Gideon, also called Jerubbaal1, was a brave Israelite feared by the Madianites invaders. God chose him to be judge of Israel. His call for this mission was especially particular, as the Lord’s messenger appeared to him. He was in his winepress when it appeared to him. There, he threshed the wheat he had managed to hide from the Madianites. At that moment, he was thinking sadly about the situation of Israel and about what could be done in order to reach freedom. Suddenly, the Lord’s messenger appeared to him and spoke to him, saying that he was to be sent to save Israel.2 Gideon, being hospitable, prepared a young goat and unleavened bread, but he wanted a signal of who the visitor really was. Then the Messenger touched the meat and the unleavened bread with his staff and a fire flame came out from the rock and devoured the offering. He thought he was going to die, for he had seen the Lord’s messenger face-to-face. He guaranteed him that he would not die and vanished out of sight.3 Gideon was told to break down his own father’s altar to Baal, and he had to build another to the Lord on the rock where the offering had been burned, to present a second offering to the Lord. At night, he faithfully carried out the divine order.4

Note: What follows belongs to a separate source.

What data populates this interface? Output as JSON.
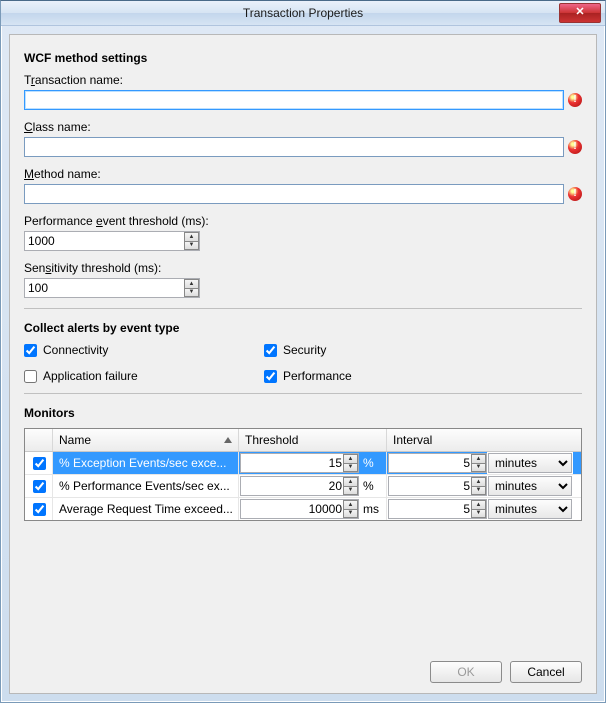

After fighting idolatry, he had to lead an army against the Madianites.5 However, Gideon did not dare to head the army without additional evidence that God had chosen him, and that He would be by his side. Oddly, he asked for a new and strange signal of God’s will. He begged: “To see if you really intend to rescue Israel through me as you have declared, I’m now putting a wool fleece on the threshing floor. If there is dew only on the fleece but all the ground is dry, then I’ll know that you are going to rescue Israel through me, as you have declared”.6 In the morning, the fleece was wet, and the ground was dry. However, he doubted, as wool naturally absorbs air’s humidity, so he thought that maybe this signal was not decisive. As a consequence, and praying that his extreme caution would not be unpleasant to the Lord, he asked that the signal was the other way round. His wish was granted.7 It encouraged Gideon to fight the invaders.8
What happened then is one of the most amazing actions of God. Gideon had recruited almost three thousand men; he only needed three hundred to defeat de Madianites just by doing exactly what God had told them. This proves once more the Lord’s supernatural power.9 God does not always choose the most talented men, but those who can serve him better. The Lord can work more efficiently through those who understand their own limitations, and want to trust him as leader and source of power.